[Data to use]

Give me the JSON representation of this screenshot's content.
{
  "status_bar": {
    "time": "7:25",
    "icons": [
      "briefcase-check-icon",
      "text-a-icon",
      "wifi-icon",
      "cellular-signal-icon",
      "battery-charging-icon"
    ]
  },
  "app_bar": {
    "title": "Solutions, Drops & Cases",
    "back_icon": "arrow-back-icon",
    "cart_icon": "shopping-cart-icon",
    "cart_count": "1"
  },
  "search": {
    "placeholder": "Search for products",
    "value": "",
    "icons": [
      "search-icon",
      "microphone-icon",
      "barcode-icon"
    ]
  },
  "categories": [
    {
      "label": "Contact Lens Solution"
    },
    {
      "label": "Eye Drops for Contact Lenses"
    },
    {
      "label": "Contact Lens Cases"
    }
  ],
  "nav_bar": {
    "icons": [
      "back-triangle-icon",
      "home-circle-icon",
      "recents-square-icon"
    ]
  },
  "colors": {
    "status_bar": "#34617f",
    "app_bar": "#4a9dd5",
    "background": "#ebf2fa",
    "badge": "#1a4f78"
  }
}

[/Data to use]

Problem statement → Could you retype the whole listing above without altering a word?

Exercise solution →
Give me the JSON representation of this screenshot's content.
{
  "status_bar": {
    "time": "7:25",
    "icons": [
      "briefcase-check-icon",
      "text-a-icon",
      "wifi-icon",
      "cellular-signal-icon",
      "battery-charging-icon"
    ]
  },
  "app_bar": {
    "title": "Solutions, Drops & Cases",
    "back_icon": "arrow-back-icon",
    "cart_icon": "shopping-cart-icon",
    "cart_count": "1"
  },
  "search": {
    "placeholder": "Search for products",
    "value": "",
    "icons": [
      "search-icon",
      "microphone-icon",
      "barcode-icon"
    ]
  },
  "categories": [
    {
      "label": "Contact Lens Solution"
    },
    {
      "label": "Eye Drops for Contact Lenses"
    },
    {
      "label": "Contact Lens Cases"
    }
  ],
  "nav_bar": {
    "icons": [
      "back-triangle-icon",
      "home-circle-icon",
      "recents-square-icon"
    ]
  },
  "colors": {
    "status_bar": "#34617f",
    "app_bar": "#4a9dd5",
    "background": "#ebf2fa",
    "badge": "#1a4f78"
  }
}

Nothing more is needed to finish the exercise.